__WHAT THE TASK REQUIRES__: Line by line, repeat the material below without any deviation.

■ ■ ■ ■

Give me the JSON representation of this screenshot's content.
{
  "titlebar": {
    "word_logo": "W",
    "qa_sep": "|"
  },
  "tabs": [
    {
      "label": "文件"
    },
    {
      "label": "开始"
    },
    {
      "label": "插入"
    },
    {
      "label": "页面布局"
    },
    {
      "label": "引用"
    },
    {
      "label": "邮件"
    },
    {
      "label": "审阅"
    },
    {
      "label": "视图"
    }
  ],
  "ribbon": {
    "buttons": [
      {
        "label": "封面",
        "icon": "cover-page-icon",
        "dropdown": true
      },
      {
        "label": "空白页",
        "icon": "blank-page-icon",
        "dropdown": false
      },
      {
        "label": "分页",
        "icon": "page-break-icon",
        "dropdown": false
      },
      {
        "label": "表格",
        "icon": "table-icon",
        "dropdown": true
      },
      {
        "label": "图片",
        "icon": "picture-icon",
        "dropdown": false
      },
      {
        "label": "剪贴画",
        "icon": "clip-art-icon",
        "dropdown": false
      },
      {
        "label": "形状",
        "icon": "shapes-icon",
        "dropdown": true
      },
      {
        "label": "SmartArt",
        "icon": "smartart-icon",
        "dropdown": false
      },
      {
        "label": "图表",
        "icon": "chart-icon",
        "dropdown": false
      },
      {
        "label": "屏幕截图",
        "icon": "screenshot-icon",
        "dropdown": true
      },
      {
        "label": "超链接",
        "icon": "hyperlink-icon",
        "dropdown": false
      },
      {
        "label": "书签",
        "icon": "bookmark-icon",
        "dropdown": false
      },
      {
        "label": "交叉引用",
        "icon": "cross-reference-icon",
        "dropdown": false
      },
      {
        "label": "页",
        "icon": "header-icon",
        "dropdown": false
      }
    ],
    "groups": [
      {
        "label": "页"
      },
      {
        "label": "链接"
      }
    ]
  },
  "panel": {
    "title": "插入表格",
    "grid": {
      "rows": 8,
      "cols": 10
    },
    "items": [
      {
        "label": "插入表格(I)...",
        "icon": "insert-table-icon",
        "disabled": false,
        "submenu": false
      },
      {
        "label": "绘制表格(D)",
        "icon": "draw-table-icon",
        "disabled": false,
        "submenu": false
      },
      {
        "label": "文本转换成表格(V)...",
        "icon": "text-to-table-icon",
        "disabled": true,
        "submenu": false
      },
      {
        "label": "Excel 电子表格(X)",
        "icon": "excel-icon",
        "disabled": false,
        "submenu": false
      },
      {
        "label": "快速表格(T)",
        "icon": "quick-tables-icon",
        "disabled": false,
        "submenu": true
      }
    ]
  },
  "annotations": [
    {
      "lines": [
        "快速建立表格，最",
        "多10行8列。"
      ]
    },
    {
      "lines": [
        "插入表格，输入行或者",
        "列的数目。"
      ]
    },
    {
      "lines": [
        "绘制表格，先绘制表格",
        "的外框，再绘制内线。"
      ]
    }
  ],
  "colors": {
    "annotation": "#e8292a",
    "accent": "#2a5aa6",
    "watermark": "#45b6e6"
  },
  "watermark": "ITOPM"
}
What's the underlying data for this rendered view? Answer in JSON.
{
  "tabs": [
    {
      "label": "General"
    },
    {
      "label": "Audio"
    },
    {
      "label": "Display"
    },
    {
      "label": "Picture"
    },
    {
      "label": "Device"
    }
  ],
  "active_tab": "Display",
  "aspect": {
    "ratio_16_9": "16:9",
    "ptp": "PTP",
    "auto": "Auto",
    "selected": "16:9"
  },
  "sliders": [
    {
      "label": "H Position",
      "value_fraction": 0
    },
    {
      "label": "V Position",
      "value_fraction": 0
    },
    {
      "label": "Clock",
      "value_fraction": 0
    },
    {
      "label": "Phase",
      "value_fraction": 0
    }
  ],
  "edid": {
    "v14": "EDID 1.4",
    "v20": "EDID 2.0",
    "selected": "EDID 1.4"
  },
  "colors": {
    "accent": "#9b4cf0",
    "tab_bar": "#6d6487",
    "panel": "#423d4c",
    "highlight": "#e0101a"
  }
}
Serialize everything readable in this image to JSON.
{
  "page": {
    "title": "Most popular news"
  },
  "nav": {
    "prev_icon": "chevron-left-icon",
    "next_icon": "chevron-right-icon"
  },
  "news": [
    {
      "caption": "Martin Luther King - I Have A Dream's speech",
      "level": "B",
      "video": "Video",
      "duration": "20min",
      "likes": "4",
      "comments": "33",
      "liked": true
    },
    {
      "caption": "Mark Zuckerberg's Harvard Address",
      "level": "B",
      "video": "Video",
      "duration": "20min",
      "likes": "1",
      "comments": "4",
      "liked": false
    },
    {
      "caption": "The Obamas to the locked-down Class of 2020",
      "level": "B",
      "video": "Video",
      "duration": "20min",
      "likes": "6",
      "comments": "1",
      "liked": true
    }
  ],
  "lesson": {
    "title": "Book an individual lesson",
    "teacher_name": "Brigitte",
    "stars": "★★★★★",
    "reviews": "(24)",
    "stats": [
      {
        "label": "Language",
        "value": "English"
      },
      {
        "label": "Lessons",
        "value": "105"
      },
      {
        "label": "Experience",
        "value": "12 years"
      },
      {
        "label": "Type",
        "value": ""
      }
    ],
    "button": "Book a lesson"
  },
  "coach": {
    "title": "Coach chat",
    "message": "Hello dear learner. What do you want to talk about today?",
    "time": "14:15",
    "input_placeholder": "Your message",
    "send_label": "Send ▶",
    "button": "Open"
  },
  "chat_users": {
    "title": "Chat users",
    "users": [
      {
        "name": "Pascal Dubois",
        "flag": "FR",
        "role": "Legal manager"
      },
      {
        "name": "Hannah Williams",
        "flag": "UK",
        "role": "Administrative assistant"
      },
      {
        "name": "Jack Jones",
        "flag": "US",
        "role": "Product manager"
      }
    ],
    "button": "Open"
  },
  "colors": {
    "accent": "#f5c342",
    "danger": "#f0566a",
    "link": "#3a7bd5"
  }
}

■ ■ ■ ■

__SOLUTION BELOW__:
Give me the JSON representation of this screenshot's content.
{
  "titlebar": {
    "word_logo": "W",
    "qa_sep": "|"
  },
  "tabs": [
    {
      "label": "文件"
    },
    {
      "label": "开始"
    },
    {
      "label": "插入"
    },
    {
      "label": "页面布局"
    },
    {
      "label": "引用"
    },
    {
      "label": "邮件"
    },
    {
      "label": "审阅"
    },
    {
      "label": "视图"
    }
  ],
  "ribbon": {
    "buttons": [
      {
        "label": "封面",
        "icon": "cover-page-icon",
        "dropdown": true
      },
      {
        "label": "空白页",
        "icon": "blank-page-icon",
        "dropdown": false
      },
      {
        "label": "分页",
        "icon": "page-break-icon",
        "dropdown": false
      },
      {
        "label": "表格",
        "icon": "table-icon",
        "dropdown": true
      },
      {
        "label": "图片",
        "icon": "picture-icon",
        "dropdown": false
      },
      {
        "label": "剪贴画",
        "icon": "clip-art-icon",
        "dropdown": false
      },
      {
        "label": "形状",
        "icon": "shapes-icon",
        "dropdown": true
      },
      {
        "label": "SmartArt",
        "icon": "smartart-icon",
        "dropdown": false
      },
      {
        "label": "图表",
        "icon": "chart-icon",
        "dropdown": false
      },
      {
        "label": "屏幕截图",
        "icon": "screenshot-icon",
        "dropdown": true
      },
      {
        "label": "超链接",
        "icon": "hyperlink-icon",
        "dropdown": false
      },
      {
        "label": "书签",
        "icon": "bookmark-icon",
        "dropdown": false
      },
      {
        "label": "交叉引用",
        "icon": "cross-reference-icon",
        "dropdown": false
      },
      {
        "label": "页",
        "icon": "header-icon",
        "dropdown": false
      }
    ],
    "groups": [
      {
        "label": "页"
      },
      {
        "label": "链接"
      }
    ]
  },
  "panel": {
    "title": "插入表格",
    "grid": {
      "rows": 8,
      "cols": 10
    },
    "items": [
      {
        "label": "插入表格(I)...",
        "icon": "insert-table-icon",
        "disabled": false,
        "submenu": false
      },
      {
        "label": "绘制表格(D)",
        "icon": "draw-table-icon",
        "disabled": false,
        "submenu": false
      },
      {
        "label": "文本转换成表格(V)...",
        "icon": "text-to-table-icon",
        "disabled": true,
        "submenu": false
      },
      {
        "label": "Excel 电子表格(X)",
        "icon": "excel-icon",
        "disabled": false,
        "submenu": false
      },
      {
        "label": "快速表格(T)",
        "icon": "quick-tables-icon",
        "disabled": false,
        "submenu": true
      }
    ]
  },
  "annotations": [
    {
      "lines": [
        "快速建立表格，最",
        "多10行8列。"
      ]
    },
    {
      "lines": [
        "插入表格，输入行或者",
        "列的数目。"
      ]
    },
    {
      "lines": [
        "绘制表格，先绘制表格",
        "的外框，再绘制内线。"
      ]
    }
  ],
  "colors": {
    "annotation": "#e8292a",
    "accent": "#2a5aa6",
    "watermark": "#45b6e6"
  },
  "watermark": "ITOPM"
}
What's the underlying data for this rendered view? Answer in JSON.
{
  "tabs": [
    {
      "label": "General"
    },
    {
      "label": "Audio"
    },
    {
      "label": "Display"
    },
    {
      "label": "Picture"
    },
    {
      "label": "Device"
    }
  ],
  "active_tab": "Display",
  "aspect": {
    "ratio_16_9": "16:9",
    "ptp": "PTP",
    "auto": "Auto",
    "selected": "16:9"
  },
  "sliders": [
    {
      "label": "H Position",
      "value_fraction": 0
    },
    {
      "label": "V Position",
      "value_fraction": 0
    },
    {
      "label": "Clock",
      "value_fraction": 0
    },
    {
      "label": "Phase",
      "value_fraction": 0
    }
  ],
  "edid": {
    "v14": "EDID 1.4",
    "v20": "EDID 2.0",
    "selected": "EDID 1.4"
  },
  "colors": {
    "accent": "#9b4cf0",
    "tab_bar": "#6d6487",
    "panel": "#423d4c",
    "highlight": "#e0101a"
  }
}
Serialize everything readable in this image to JSON.
{
  "page": {
    "title": "Most popular news"
  },
  "nav": {
    "prev_icon": "chevron-left-icon",
    "next_icon": "chevron-right-icon"
  },
  "news": [
    {
      "caption": "Martin Luther King - I Have A Dream's speech",
      "level": "B",
      "video": "Video",
      "duration": "20min",
      "likes": "4",
      "comments": "33",
      "liked": true
    },
    {
      "caption": "Mark Zuckerberg's Harvard Address",
      "level": "B",
      "video": "Video",
      "duration": "20min",
      "likes": "1",
      "comments": "4",
      "liked": false
    },
    {
      "caption": "The Obamas to the locked-down Class of 2020",
      "level": "B",
      "video": "Video",
      "duration": "20min",
      "likes": "6",
      "comments": "1",
      "liked": true
    }
  ],
  "lesson": {
    "title": "Book an individual lesson",
    "teacher_name": "Brigitte",
    "stars": "★★★★★",
    "reviews": "(24)",
    "stats": [
      {
        "label": "Language",
        "value": "English"
      },
      {
        "label": "Lessons",
        "value": "105"
      },
      {
        "label": "Experience",
        "value": "12 years"
      },
      {
        "label": "Type",
        "value": ""
      }
    ],
    "button": "Book a lesson"
  },
  "coach": {
    "title": "Coach chat",
    "message": "Hello dear learner. What do you want to talk about today?",
    "time": "14:15",
    "input_placeholder": "Your message",
    "send_label": "Send ▶",
    "button": "Open"
  },
  "chat_users": {
    "title": "Chat users",
    "users": [
      {
        "name": "Pascal Dubois",
        "flag": "FR",
        "role": "Legal manager"
      },
      {
        "name": "Hannah Williams",
        "flag": "UK",
        "role": "Administrative assistant"
      },
      {
        "name": "Jack Jones",
        "flag": "US",
        "role": "Product manager"
      }
    ],
    "button": "Open"
  },
  "colors": {
    "accent": "#f5c342",
    "danger": "#f0566a",
    "link": "#3a7bd5"
  }
}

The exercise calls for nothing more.